» **Your goal**
For the entries below, copy exactly the line that contains "Decode this image" through the line that contains "Parse this screenshot: output", both ends included, and exclude all pictures.

Stored dataset items

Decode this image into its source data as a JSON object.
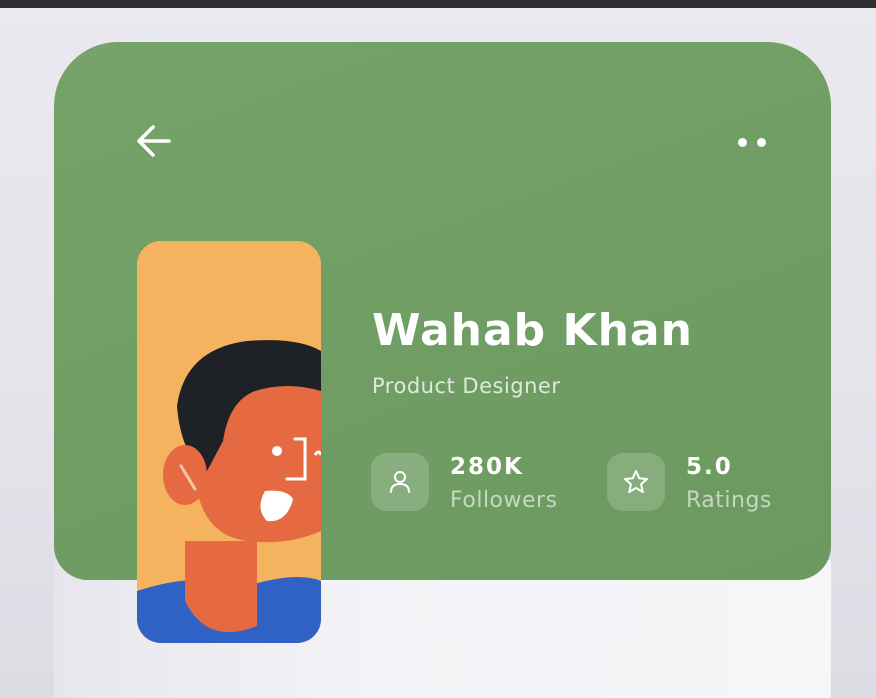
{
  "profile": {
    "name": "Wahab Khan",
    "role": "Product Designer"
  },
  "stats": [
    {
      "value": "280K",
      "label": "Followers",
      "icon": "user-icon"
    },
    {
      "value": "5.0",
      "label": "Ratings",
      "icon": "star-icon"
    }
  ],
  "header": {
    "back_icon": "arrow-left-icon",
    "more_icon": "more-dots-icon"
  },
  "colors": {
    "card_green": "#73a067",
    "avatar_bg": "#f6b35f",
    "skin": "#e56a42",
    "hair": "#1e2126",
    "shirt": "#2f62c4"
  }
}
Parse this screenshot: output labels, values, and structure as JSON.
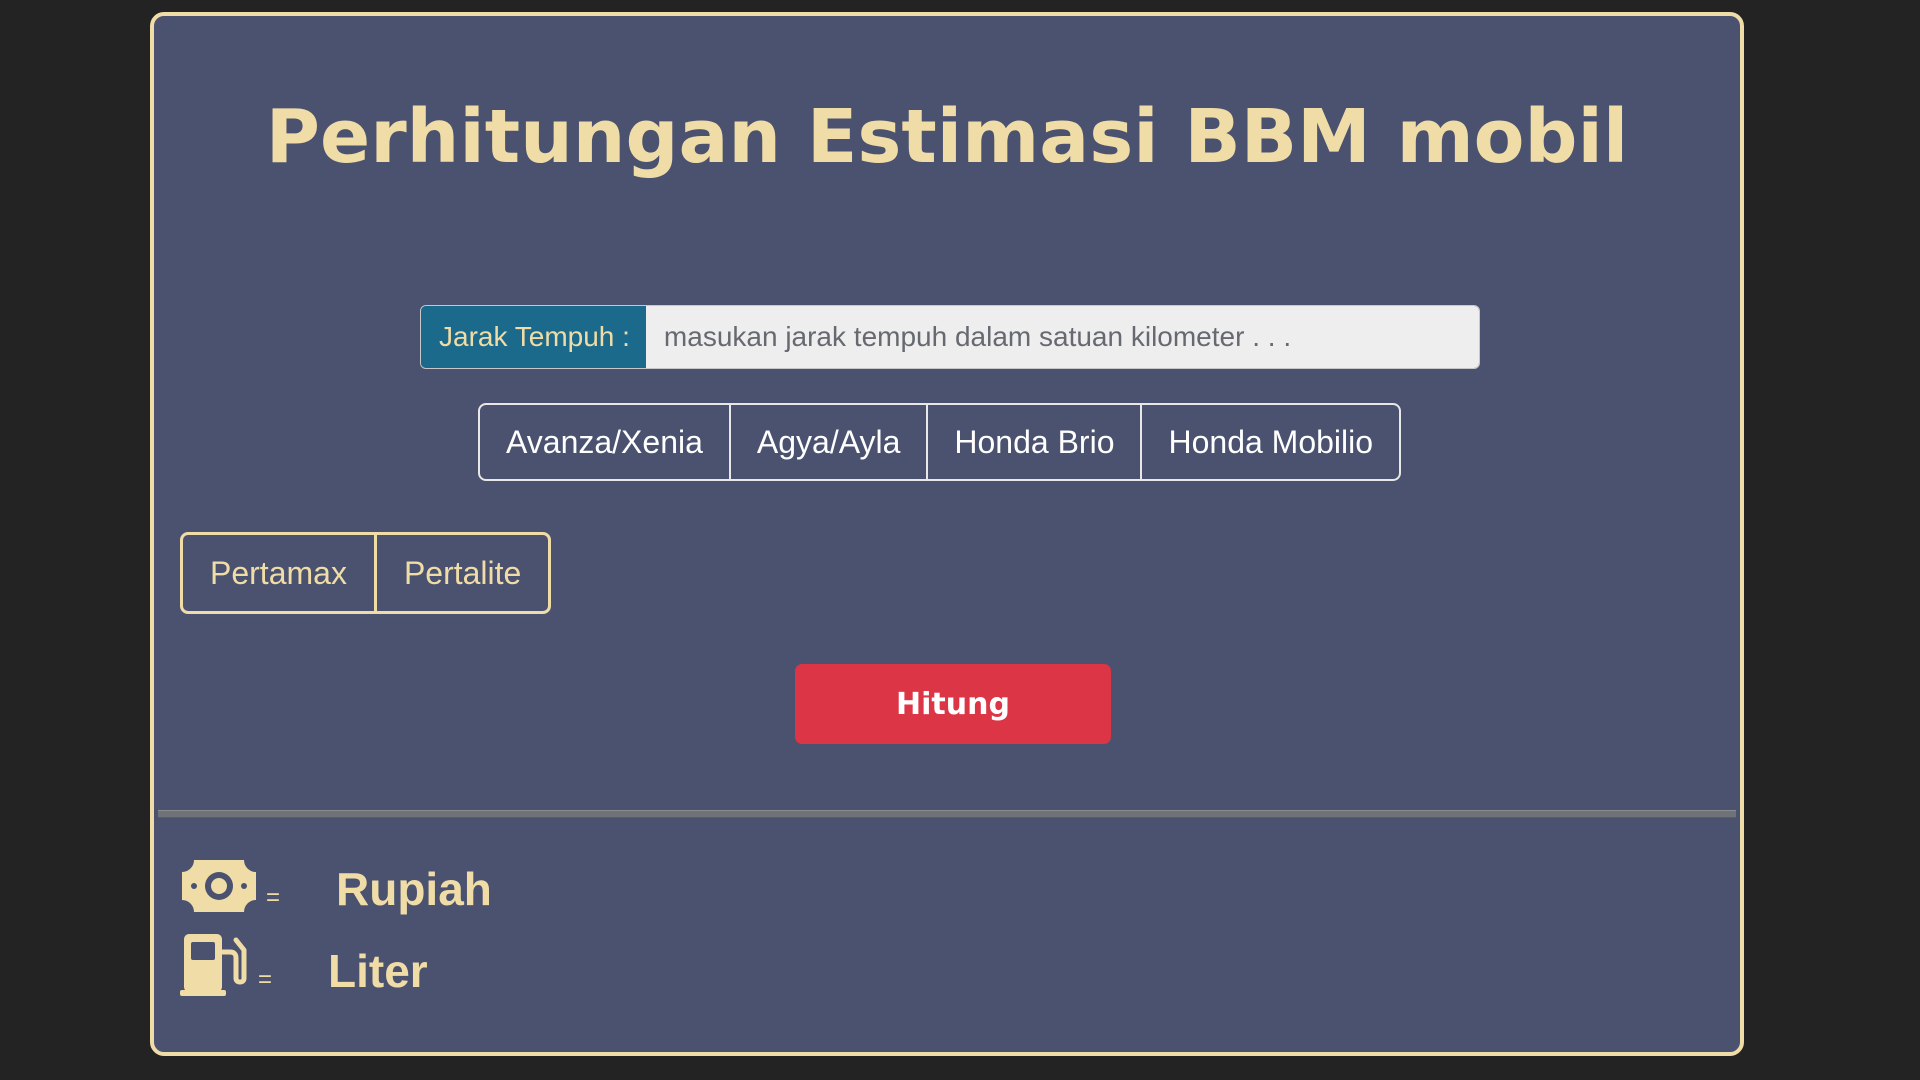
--
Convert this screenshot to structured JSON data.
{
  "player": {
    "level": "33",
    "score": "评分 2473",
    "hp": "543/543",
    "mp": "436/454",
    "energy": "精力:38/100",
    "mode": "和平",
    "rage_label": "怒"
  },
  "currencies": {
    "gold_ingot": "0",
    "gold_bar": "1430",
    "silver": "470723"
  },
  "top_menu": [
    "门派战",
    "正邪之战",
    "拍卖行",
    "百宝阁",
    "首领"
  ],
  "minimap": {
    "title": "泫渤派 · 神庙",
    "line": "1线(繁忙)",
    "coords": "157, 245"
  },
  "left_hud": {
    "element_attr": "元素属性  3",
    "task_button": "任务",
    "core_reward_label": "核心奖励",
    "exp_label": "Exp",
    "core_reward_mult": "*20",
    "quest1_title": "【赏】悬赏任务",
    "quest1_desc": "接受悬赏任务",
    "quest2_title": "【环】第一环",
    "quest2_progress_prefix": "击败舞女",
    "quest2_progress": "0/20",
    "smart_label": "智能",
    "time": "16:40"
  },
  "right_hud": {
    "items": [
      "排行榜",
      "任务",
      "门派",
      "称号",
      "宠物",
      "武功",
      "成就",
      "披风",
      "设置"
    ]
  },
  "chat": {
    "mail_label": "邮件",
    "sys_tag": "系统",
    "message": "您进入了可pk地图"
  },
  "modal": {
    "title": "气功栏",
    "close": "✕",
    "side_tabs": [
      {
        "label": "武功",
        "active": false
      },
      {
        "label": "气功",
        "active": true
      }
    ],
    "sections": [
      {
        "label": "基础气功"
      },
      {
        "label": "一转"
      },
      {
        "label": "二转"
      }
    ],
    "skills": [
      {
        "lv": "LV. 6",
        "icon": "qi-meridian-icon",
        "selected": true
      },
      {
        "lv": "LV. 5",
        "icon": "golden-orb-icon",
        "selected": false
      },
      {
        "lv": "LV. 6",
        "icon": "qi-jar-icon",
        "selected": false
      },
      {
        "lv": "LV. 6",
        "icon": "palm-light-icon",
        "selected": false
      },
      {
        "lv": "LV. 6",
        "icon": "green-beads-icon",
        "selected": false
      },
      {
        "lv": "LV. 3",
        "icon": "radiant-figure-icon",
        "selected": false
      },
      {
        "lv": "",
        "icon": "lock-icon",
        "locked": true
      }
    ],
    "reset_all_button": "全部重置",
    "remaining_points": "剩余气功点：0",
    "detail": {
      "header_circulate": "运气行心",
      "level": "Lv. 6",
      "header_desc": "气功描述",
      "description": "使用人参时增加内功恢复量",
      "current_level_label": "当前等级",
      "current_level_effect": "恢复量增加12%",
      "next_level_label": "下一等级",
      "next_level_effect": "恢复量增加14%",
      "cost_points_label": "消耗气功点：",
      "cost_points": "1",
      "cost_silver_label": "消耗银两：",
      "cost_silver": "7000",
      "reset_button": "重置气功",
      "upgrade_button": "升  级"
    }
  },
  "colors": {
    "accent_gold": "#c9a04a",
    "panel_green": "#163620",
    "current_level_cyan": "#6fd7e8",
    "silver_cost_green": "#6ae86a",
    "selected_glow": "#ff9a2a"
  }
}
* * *
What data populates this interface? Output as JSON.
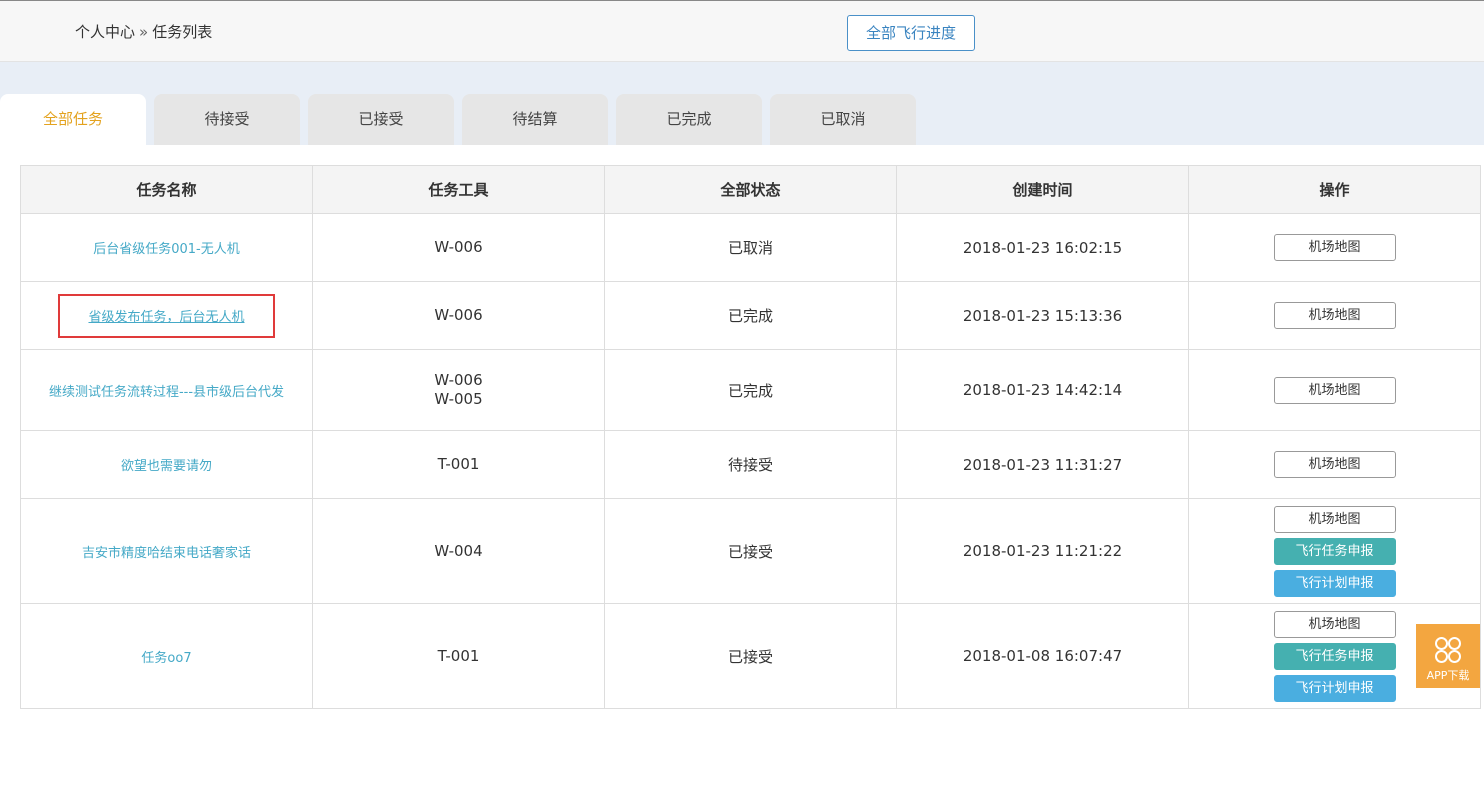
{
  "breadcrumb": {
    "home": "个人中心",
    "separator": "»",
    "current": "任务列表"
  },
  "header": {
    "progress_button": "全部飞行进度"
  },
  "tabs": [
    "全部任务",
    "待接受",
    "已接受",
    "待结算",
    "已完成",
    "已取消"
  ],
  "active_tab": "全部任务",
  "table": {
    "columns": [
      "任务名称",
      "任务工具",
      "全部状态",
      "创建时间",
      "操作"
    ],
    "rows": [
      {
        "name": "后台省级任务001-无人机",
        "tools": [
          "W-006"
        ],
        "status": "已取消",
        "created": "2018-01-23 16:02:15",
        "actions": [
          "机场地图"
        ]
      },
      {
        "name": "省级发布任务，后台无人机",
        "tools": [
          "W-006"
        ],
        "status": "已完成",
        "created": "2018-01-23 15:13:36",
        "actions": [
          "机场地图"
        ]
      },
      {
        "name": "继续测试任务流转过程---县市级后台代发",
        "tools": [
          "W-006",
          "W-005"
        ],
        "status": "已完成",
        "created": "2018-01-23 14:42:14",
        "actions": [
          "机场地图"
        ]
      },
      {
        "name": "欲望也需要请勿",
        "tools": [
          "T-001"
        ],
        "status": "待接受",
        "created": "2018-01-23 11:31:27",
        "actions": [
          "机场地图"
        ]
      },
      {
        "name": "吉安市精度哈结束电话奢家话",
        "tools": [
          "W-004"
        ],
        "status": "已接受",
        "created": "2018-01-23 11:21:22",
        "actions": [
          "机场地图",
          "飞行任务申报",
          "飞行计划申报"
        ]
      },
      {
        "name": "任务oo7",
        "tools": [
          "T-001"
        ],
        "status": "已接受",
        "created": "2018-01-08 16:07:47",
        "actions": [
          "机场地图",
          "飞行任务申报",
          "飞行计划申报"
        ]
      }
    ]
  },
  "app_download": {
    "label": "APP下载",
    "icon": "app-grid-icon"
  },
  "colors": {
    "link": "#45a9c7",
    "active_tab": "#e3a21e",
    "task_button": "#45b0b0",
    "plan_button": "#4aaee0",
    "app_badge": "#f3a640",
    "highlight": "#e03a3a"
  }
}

» **Solution to this task**
Decode this image into its source data as a JSON object.
{
  "profile": {
    "name": "Wahab Khan",
    "role": "Product Designer"
  },
  "stats": [
    {
      "value": "280K",
      "label": "Followers",
      "icon": "user-icon"
    },
    {
      "value": "5.0",
      "label": "Ratings",
      "icon": "star-icon"
    }
  ],
  "header": {
    "back_icon": "arrow-left-icon",
    "more_icon": "more-dots-icon"
  },
  "colors": {
    "card_green": "#73a067",
    "avatar_bg": "#f6b35f",
    "skin": "#e56a42",
    "hair": "#1e2126",
    "shirt": "#2f62c4"
  }
}
Parse this screenshot: output labels, values, and structure as JSON.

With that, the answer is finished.